But in Spider-Man 3, our hero mostly preens, or broods.

A big part of that has to do with the aforementioned intergalactic goop: Whatever that black substance is, it's fixed itself on Parker (soft-spoken boy-man Tobey Maguire), "amplifying aggressive characteristics." It's like hubris-slime: It sticks, makes you swell-headed, and compels you to try on that new all-black costume that's mysteriously appeared in your closet.

Welcome to the Dark Side - or the side where most of L.A.'s talent agents live.

Peter/Spidey's new smug, swaggering ways do make for one of this overstuffed sequel's more entertainingly oddball sequences: Pumped on his own pomposity, Maguire's Parker struts down the street like Travolta in Saturday Night Fever, believing himself irresistible to the ladies (they just sneer, or flee). At a nightclub where girlfriend Mary Jane (Kirsten Dunst) is performing, Peter brings that other blonde, Gwen (Bryce Dallas Howard), along. Then he starts hoofing on the bar, like Astaire amped up on testosterone. It's a first: a Marvel superhero song-and-dance routine.

Along with Maguire and Dunst, Spider-Man regulars Julie Harris (as Peter's wise, beloved Aunt May), J.K. Simmons (the Daily Bugle's blustery editor in chief), and James Franco (millionaire scion Harry Osborn) are all back for more. Franco serves double duty: He's Parker's old school buddy and rival for the heart of Mary Jane, and he's also the "New Goblin," taking over from his dead dad, the Green Goblin (Part 2's Willem Dafoe), and blaming Spider-Man for his father's demise.

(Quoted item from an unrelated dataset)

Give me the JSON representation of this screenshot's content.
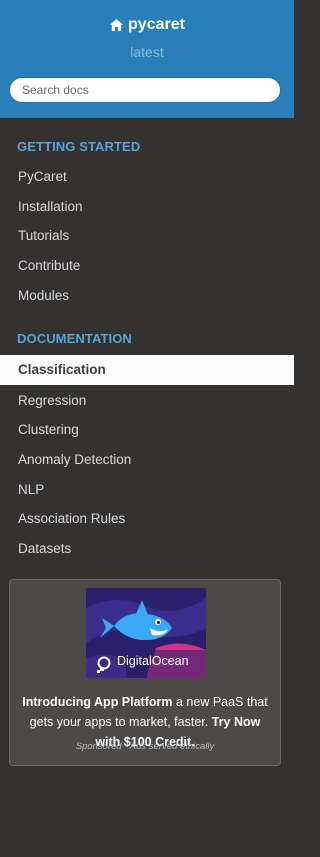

But one villain's not enough: Enter Thomas Haden Church as Flint Marko, a hulking prisoner-on-the-run who stumbles into a top-secret science experiment and emerges as Sandman, a shape-shifting behemoth with the body mass of a grain silo.

Apparently, two villains aren't enough, either. Topher Grace (who's sort of Tobey Maguire with irony) appears as Eddie Brock, the ambitious young photojournalist who'll stop at nothing to gain a staff job at the Daily Bugle. Brock gets contaminated by the same black ooze from outer space that's buggin' Spidey. Suddenly, Grace is suited up in black reptilian spandex, and sprouting fangs (it makes it hard to deliver those lines). His name: Venom.

A cautionary tale about the danger of letting success, and superheroism, go to your head, Spider-Man 3 kicks off this Summer of Sequels in big, loud, occasionally clever, but more often meandering ways. It's not dull, exactly, but neither is it much fun.

Spider-Man 3 **1/2 (Out of four stars)

Directed by Sam Raimi, written by Sam Raimi, Ivan Raimi and Alvin Sargent, based on the comic book created by Stan Lee and Steve Ditko, photography by Bill Pope, distributed by Sony Pictures.

Running time: 2 hours, 20 mins.

Peter Parker/Spider-Man. . . Tobey Maguire

Mary Jane Watson. . . Kirsten Dunst

Harry Osborn/New Goblin. . . James Franco

Flint Marko/Sandman. . . Thomas Haden Church

Gwen Stacy. . . Bryce Dallas Howard

Parent's guide: PG-13 (violence, mayhem, adult themes)

Playing at: area theaters